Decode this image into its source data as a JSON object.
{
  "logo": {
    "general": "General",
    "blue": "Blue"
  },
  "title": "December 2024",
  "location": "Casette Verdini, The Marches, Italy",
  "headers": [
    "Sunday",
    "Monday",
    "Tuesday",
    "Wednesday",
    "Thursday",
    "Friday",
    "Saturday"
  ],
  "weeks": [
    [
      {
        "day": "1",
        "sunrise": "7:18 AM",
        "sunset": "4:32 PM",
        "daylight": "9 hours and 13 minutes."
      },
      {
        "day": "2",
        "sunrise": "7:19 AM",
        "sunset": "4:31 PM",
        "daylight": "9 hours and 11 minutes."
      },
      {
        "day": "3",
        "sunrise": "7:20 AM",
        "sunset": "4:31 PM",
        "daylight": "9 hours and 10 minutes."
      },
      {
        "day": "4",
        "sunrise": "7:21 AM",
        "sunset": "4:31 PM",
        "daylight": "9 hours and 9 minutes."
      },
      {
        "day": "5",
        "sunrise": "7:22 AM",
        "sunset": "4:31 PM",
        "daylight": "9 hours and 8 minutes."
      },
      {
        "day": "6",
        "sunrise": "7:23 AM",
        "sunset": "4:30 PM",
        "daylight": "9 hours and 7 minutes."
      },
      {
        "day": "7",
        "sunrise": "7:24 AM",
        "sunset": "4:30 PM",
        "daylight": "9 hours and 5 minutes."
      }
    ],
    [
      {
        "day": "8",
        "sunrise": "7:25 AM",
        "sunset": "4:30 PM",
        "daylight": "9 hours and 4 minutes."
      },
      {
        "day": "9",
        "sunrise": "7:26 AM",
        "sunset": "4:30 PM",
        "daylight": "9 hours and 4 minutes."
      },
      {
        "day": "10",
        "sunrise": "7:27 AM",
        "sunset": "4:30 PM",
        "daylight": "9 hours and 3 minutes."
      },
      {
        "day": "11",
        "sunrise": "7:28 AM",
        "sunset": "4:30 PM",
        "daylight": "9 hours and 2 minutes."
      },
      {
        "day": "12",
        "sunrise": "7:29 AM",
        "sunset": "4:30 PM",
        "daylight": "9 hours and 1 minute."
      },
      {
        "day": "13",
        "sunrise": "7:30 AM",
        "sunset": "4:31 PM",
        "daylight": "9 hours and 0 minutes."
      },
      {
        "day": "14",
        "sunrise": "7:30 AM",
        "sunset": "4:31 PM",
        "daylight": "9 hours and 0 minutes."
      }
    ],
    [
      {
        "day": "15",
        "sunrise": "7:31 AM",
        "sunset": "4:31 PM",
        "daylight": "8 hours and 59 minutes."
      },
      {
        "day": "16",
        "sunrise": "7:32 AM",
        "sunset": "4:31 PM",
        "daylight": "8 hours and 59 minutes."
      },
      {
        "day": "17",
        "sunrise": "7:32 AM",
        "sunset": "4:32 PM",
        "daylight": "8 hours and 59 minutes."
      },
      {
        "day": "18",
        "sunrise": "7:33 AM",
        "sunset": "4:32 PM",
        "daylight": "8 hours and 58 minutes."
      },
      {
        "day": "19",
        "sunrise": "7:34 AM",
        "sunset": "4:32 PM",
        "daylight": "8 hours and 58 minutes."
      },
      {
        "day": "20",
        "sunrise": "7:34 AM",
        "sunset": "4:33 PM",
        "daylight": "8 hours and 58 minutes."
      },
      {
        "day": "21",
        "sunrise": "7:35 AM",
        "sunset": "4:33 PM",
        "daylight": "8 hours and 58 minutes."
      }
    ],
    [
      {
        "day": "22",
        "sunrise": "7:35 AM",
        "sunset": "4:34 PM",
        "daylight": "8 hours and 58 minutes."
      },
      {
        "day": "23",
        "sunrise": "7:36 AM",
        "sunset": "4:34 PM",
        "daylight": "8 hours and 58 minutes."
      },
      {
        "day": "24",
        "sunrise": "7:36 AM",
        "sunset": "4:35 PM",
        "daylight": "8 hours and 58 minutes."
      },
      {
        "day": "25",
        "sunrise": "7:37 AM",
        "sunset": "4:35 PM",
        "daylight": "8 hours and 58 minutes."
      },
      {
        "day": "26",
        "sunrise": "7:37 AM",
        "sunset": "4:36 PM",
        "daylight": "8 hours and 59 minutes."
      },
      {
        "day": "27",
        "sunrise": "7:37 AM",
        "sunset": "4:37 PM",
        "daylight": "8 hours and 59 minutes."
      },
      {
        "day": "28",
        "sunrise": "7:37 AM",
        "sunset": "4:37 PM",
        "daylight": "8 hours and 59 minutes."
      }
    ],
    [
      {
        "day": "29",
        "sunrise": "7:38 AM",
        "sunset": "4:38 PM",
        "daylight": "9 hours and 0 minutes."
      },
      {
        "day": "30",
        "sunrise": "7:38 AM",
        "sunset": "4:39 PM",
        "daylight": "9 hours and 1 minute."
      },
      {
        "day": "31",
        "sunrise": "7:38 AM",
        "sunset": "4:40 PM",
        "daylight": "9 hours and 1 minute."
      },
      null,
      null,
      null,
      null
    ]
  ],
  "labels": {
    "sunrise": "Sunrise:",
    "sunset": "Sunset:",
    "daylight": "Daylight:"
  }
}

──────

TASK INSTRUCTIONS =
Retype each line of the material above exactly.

RESPONSE FOR THIS EXERCISE =
Decode this image into its source data as a JSON object.
{
  "logo": {
    "general": "General",
    "blue": "Blue"
  },
  "title": "December 2024",
  "location": "Casette Verdini, The Marches, Italy",
  "headers": [
    "Sunday",
    "Monday",
    "Tuesday",
    "Wednesday",
    "Thursday",
    "Friday",
    "Saturday"
  ],
  "weeks": [
    [
      {
        "day": "1",
        "sunrise": "7:18 AM",
        "sunset": "4:32 PM",
        "daylight": "9 hours and 13 minutes."
      },
      {
        "day": "2",
        "sunrise": "7:19 AM",
        "sunset": "4:31 PM",
        "daylight": "9 hours and 11 minutes."
      },
      {
        "day": "3",
        "sunrise": "7:20 AM",
        "sunset": "4:31 PM",
        "daylight": "9 hours and 10 minutes."
      },
      {
        "day": "4",
        "sunrise": "7:21 AM",
        "sunset": "4:31 PM",
        "daylight": "9 hours and 9 minutes."
      },
      {
        "day": "5",
        "sunrise": "7:22 AM",
        "sunset": "4:31 PM",
        "daylight": "9 hours and 8 minutes."
      },
      {
        "day": "6",
        "sunrise": "7:23 AM",
        "sunset": "4:30 PM",
        "daylight": "9 hours and 7 minutes."
      },
      {
        "day": "7",
        "sunrise": "7:24 AM",
        "sunset": "4:30 PM",
        "daylight": "9 hours and 5 minutes."
      }
    ],
    [
      {
        "day": "8",
        "sunrise": "7:25 AM",
        "sunset": "4:30 PM",
        "daylight": "9 hours and 4 minutes."
      },
      {
        "day": "9",
        "sunrise": "7:26 AM",
        "sunset": "4:30 PM",
        "daylight": "9 hours and 4 minutes."
      },
      {
        "day": "10",
        "sunrise": "7:27 AM",
        "sunset": "4:30 PM",
        "daylight": "9 hours and 3 minutes."
      },
      {
        "day": "11",
        "sunrise": "7:28 AM",
        "sunset": "4:30 PM",
        "daylight": "9 hours and 2 minutes."
      },
      {
        "day": "12",
        "sunrise": "7:29 AM",
        "sunset": "4:30 PM",
        "daylight": "9 hours and 1 minute."
      },
      {
        "day": "13",
        "sunrise": "7:30 AM",
        "sunset": "4:31 PM",
        "daylight": "9 hours and 0 minutes."
      },
      {
        "day": "14",
        "sunrise": "7:30 AM",
        "sunset": "4:31 PM",
        "daylight": "9 hours and 0 minutes."
      }
    ],
    [
      {
        "day": "15",
        "sunrise": "7:31 AM",
        "sunset": "4:31 PM",
        "daylight": "8 hours and 59 minutes."
      },
      {
        "day": "16",
        "sunrise": "7:32 AM",
        "sunset": "4:31 PM",
        "daylight": "8 hours and 59 minutes."
      },
      {
        "day": "17",
        "sunrise": "7:32 AM",
        "sunset": "4:32 PM",
        "daylight": "8 hours and 59 minutes."
      },
      {
        "day": "18",
        "sunrise": "7:33 AM",
        "sunset": "4:32 PM",
        "daylight": "8 hours and 58 minutes."
      },
      {
        "day": "19",
        "sunrise": "7:34 AM",
        "sunset": "4:32 PM",
        "daylight": "8 hours and 58 minutes."
      },
      {
        "day": "20",
        "sunrise": "7:34 AM",
        "sunset": "4:33 PM",
        "daylight": "8 hours and 58 minutes."
      },
      {
        "day": "21",
        "sunrise": "7:35 AM",
        "sunset": "4:33 PM",
        "daylight": "8 hours and 58 minutes."
      }
    ],
    [
      {
        "day": "22",
        "sunrise": "7:35 AM",
        "sunset": "4:34 PM",
        "daylight": "8 hours and 58 minutes."
      },
      {
        "day": "23",
        "sunrise": "7:36 AM",
        "sunset": "4:34 PM",
        "daylight": "8 hours and 58 minutes."
      },
      {
        "day": "24",
        "sunrise": "7:36 AM",
        "sunset": "4:35 PM",
        "daylight": "8 hours and 58 minutes."
      },
      {
        "day": "25",
        "sunrise": "7:37 AM",
        "sunset": "4:35 PM",
        "daylight": "8 hours and 58 minutes."
      },
      {
        "day": "26",
        "sunrise": "7:37 AM",
        "sunset": "4:36 PM",
        "daylight": "8 hours and 59 minutes."
      },
      {
        "day": "27",
        "sunrise": "7:37 AM",
        "sunset": "4:37 PM",
        "daylight": "8 hours and 59 minutes."
      },
      {
        "day": "28",
        "sunrise": "7:37 AM",
        "sunset": "4:37 PM",
        "daylight": "8 hours and 59 minutes."
      }
    ],
    [
      {
        "day": "29",
        "sunrise": "7:38 AM",
        "sunset": "4:38 PM",
        "daylight": "9 hours and 0 minutes."
      },
      {
        "day": "30",
        "sunrise": "7:38 AM",
        "sunset": "4:39 PM",
        "daylight": "9 hours and 1 minute."
      },
      {
        "day": "31",
        "sunrise": "7:38 AM",
        "sunset": "4:40 PM",
        "daylight": "9 hours and 1 minute."
      },
      null,
      null,
      null,
      null
    ]
  ],
  "labels": {
    "sunrise": "Sunrise:",
    "sunset": "Sunset:",
    "daylight": "Daylight:"
  }
}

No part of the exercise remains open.